(Data about app and page elements)
^^^^

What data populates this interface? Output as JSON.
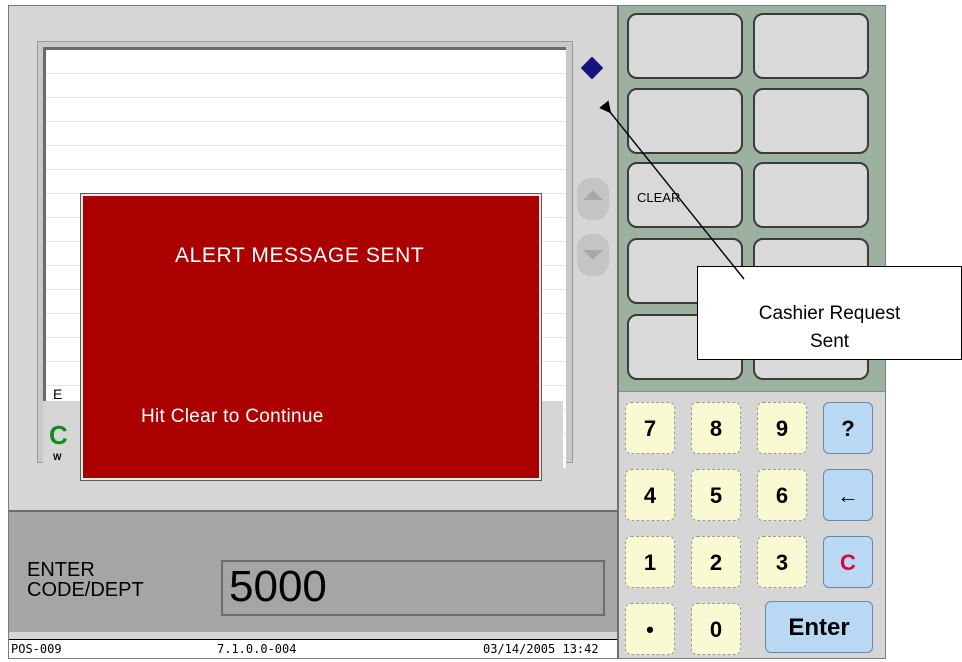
{
  "receipt": {
    "partial_e": "E",
    "partial_c": "C",
    "partial_w": "W"
  },
  "function_keys": {
    "clear_label": "CLEAR"
  },
  "keypad": {
    "k7": "7",
    "k8": "8",
    "k9": "9",
    "help": "?",
    "k4": "4",
    "k5": "5",
    "k6": "6",
    "backspace": "←",
    "k1": "1",
    "k2": "2",
    "k3": "3",
    "cancel": "C",
    "dot": "•",
    "k0": "0",
    "enter": "Enter"
  },
  "entry": {
    "label_line1": "ENTER",
    "label_line2": "CODE/DEPT",
    "value": "5000"
  },
  "status_bar": {
    "terminal": "POS-009",
    "version": "7.1.0.0-004",
    "datetime": "03/14/2005 13:42"
  },
  "alert": {
    "title": "ALERT MESSAGE SENT",
    "message": "Hit Clear to Continue"
  },
  "annotation": {
    "line1": "Cashier Request",
    "line2": "Sent"
  },
  "colors": {
    "alert_bg": "#aa0000",
    "indicator": "#14147d",
    "cancel_key_text": "#e0003c"
  }
}
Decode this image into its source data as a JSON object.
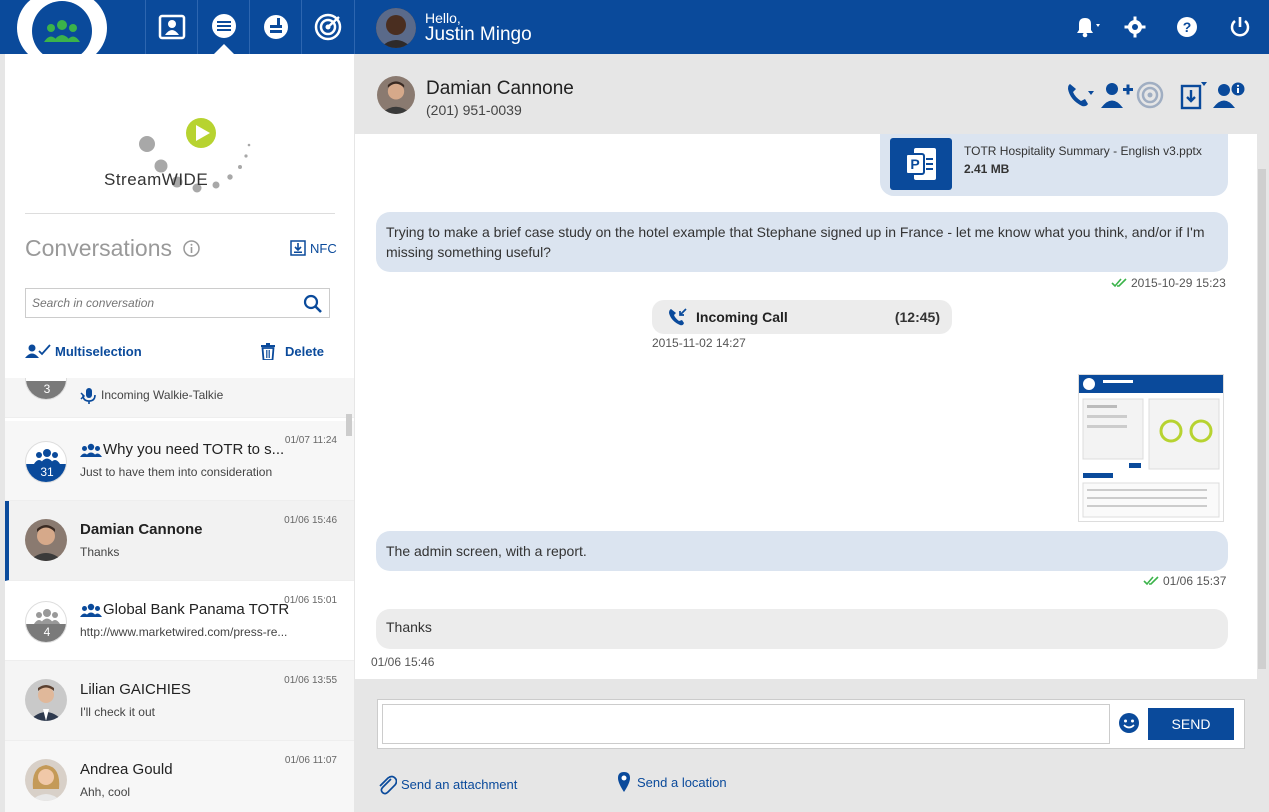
{
  "topbar": {
    "hello": "Hello,",
    "username": "Justin Mingo",
    "nav_icons": [
      "contacts-icon",
      "conversations-icon",
      "broadcast-icon",
      "radar-icon"
    ],
    "right_icons": [
      "bell-icon",
      "gear-icon",
      "help-icon",
      "power-icon"
    ]
  },
  "sidebar": {
    "brand": "StreamWIDE",
    "title": "Conversations",
    "nfc_label": "NFC",
    "search_placeholder": "Search in conversation",
    "multiselection_label": "Multiselection",
    "delete_label": "Delete",
    "conversations": [
      {
        "badge": "3",
        "name": "",
        "preview": "Incoming Walkie-Talkie",
        "time": ""
      },
      {
        "badge": "31",
        "name": "Why you need TOTR to s...",
        "preview": "Just to have them into consideration",
        "time": "01/07 11:24"
      },
      {
        "name": "Damian Cannone",
        "preview": "Thanks",
        "time": "01/06 15:46"
      },
      {
        "badge": "4",
        "name": "Global Bank Panama TOTR",
        "preview": "http://www.marketwired.com/press-re...",
        "time": "01/06 15:01"
      },
      {
        "name": "Lilian GAICHIES",
        "preview": "I'll check it out",
        "time": "01/06 13:55"
      },
      {
        "name": "Andrea Gould",
        "preview": "Ahh, cool",
        "time": "01/06 11:07"
      }
    ]
  },
  "chat": {
    "contact_name": "Damian Cannone",
    "contact_phone": "(201) 951-0039",
    "file_name": "TOTR Hospitality Summary - English v3.pptx",
    "file_size": "2.41 MB",
    "msg1": "Trying to make a brief case study on the hotel example that Stephane signed up in France - let me know what you think, and/or if I'm missing something useful?",
    "msg1_time": "2015-10-29 15:23",
    "call_label": "Incoming Call",
    "call_duration": "(12:45)",
    "call_time": "2015-11-02 14:27",
    "msg2": "The admin screen, with a report.",
    "msg2_time": "01/06 15:37",
    "msg3": "Thanks",
    "msg3_time": "01/06 15:46"
  },
  "composer": {
    "send_label": "SEND",
    "attach_label": "Send an attachment",
    "location_label": "Send a location"
  },
  "colors": {
    "brand_blue": "#0a4a9b",
    "bubble_out": "#dbe4f0",
    "bubble_in": "#ececec",
    "check_green": "#3bb34a"
  }
}
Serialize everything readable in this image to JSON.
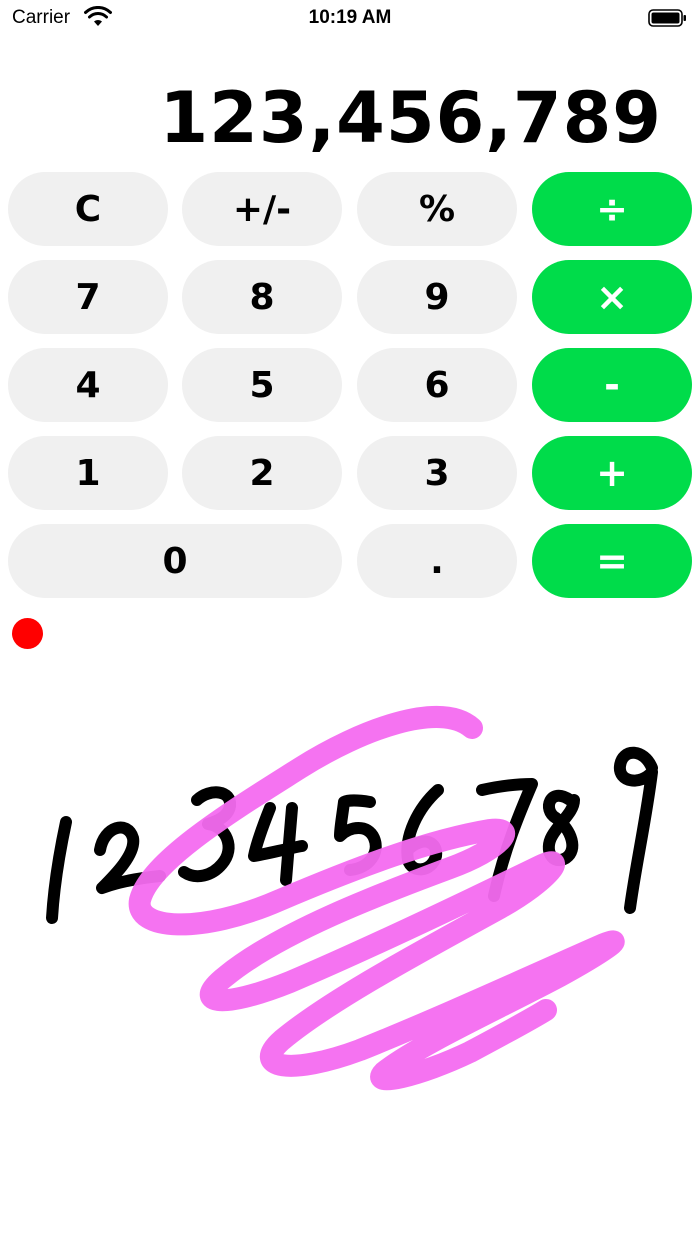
{
  "status": {
    "carrier": "Carrier",
    "time": "10:19 AM"
  },
  "display": {
    "value": "123,456,789"
  },
  "keys": {
    "clear": "C",
    "sign": "+/-",
    "percent": "%",
    "divide": "÷",
    "seven": "7",
    "eight": "8",
    "nine": "9",
    "multiply": "×",
    "four": "4",
    "five": "5",
    "six": "6",
    "minus": "-",
    "one": "1",
    "two": "2",
    "three": "3",
    "plus": "+",
    "zero": "0",
    "decimal": ".",
    "equals": "="
  },
  "colors": {
    "key_bg": "#f0f0f0",
    "operator_bg": "#00dc4a",
    "record_dot": "#ff0000",
    "ink": "#000000",
    "scribble": "#f46bf0"
  },
  "drawing": {
    "handwritten_content": "123456789",
    "has_scribble_overlay": true
  }
}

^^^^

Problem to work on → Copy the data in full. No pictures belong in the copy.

Solution to the problem →
What data populates this interface? Output as JSON.
{
  "receipt": {
    "partial_e": "E",
    "partial_c": "C",
    "partial_w": "W"
  },
  "function_keys": {
    "clear_label": "CLEAR"
  },
  "keypad": {
    "k7": "7",
    "k8": "8",
    "k9": "9",
    "help": "?",
    "k4": "4",
    "k5": "5",
    "k6": "6",
    "backspace": "←",
    "k1": "1",
    "k2": "2",
    "k3": "3",
    "cancel": "C",
    "dot": "•",
    "k0": "0",
    "enter": "Enter"
  },
  "entry": {
    "label_line1": "ENTER",
    "label_line2": "CODE/DEPT",
    "value": "5000"
  },
  "status_bar": {
    "terminal": "POS-009",
    "version": "7.1.0.0-004",
    "datetime": "03/14/2005 13:42"
  },
  "alert": {
    "title": "ALERT MESSAGE SENT",
    "message": "Hit Clear to Continue"
  },
  "annotation": {
    "line1": "Cashier Request",
    "line2": "Sent"
  },
  "colors": {
    "alert_bg": "#aa0000",
    "indicator": "#14147d",
    "cancel_key_text": "#e0003c"
  }
}
Decode this image into its source data as a JSON object.
{
  "topbar": {
    "hello": "Hello,",
    "username": "Justin Mingo",
    "nav_icons": [
      "contacts-icon",
      "conversations-icon",
      "broadcast-icon",
      "radar-icon"
    ],
    "right_icons": [
      "bell-icon",
      "gear-icon",
      "help-icon",
      "power-icon"
    ]
  },
  "sidebar": {
    "brand": "StreamWIDE",
    "title": "Conversations",
    "nfc_label": "NFC",
    "search_placeholder": "Search in conversation",
    "multiselection_label": "Multiselection",
    "delete_label": "Delete",
    "conversations": [
      {
        "badge": "3",
        "name": "",
        "preview": "Incoming Walkie-Talkie",
        "time": ""
      },
      {
        "badge": "31",
        "name": "Why you need TOTR to s...",
        "preview": "Just to have them into consideration",
        "time": "01/07 11:24"
      },
      {
        "name": "Damian Cannone",
        "preview": "Thanks",
        "time": "01/06 15:46"
      },
      {
        "badge": "4",
        "name": "Global Bank Panama TOTR",
        "preview": "http://www.marketwired.com/press-re...",
        "time": "01/06 15:01"
      },
      {
        "name": "Lilian GAICHIES",
        "preview": "I'll check it out",
        "time": "01/06 13:55"
      },
      {
        "name": "Andrea Gould",
        "preview": "Ahh, cool",
        "time": "01/06 11:07"
      }
    ]
  },
  "chat": {
    "contact_name": "Damian Cannone",
    "contact_phone": "(201) 951-0039",
    "file_name": "TOTR Hospitality Summary - English v3.pptx",
    "file_size": "2.41 MB",
    "msg1": "Trying to make a brief case study on the hotel example that Stephane signed up in France - let me know what you think, and/or if I'm missing something useful?",
    "msg1_time": "2015-10-29 15:23",
    "call_label": "Incoming Call",
    "call_duration": "(12:45)",
    "call_time": "2015-11-02 14:27",
    "msg2": "The admin screen, with a report.",
    "msg2_time": "01/06 15:37",
    "msg3": "Thanks",
    "msg3_time": "01/06 15:46"
  },
  "composer": {
    "send_label": "SEND",
    "attach_label": "Send an attachment",
    "location_label": "Send a location"
  },
  "colors": {
    "brand_blue": "#0a4a9b",
    "bubble_out": "#dbe4f0",
    "bubble_in": "#ececec",
    "check_green": "#3bb34a"
  }
}
Serialize everything readable in this image to JSON.
{
  "status": {
    "carrier": "Carrier",
    "time": "10:19 AM"
  },
  "display": {
    "value": "123,456,789"
  },
  "keys": {
    "clear": "C",
    "sign": "+/-",
    "percent": "%",
    "divide": "÷",
    "seven": "7",
    "eight": "8",
    "nine": "9",
    "multiply": "×",
    "four": "4",
    "five": "5",
    "six": "6",
    "minus": "-",
    "one": "1",
    "two": "2",
    "three": "3",
    "plus": "+",
    "zero": "0",
    "decimal": ".",
    "equals": "="
  },
  "colors": {
    "key_bg": "#f0f0f0",
    "operator_bg": "#00dc4a",
    "record_dot": "#ff0000",
    "ink": "#000000",
    "scribble": "#f46bf0"
  },
  "drawing": {
    "handwritten_content": "123456789",
    "has_scribble_overlay": true
  }
}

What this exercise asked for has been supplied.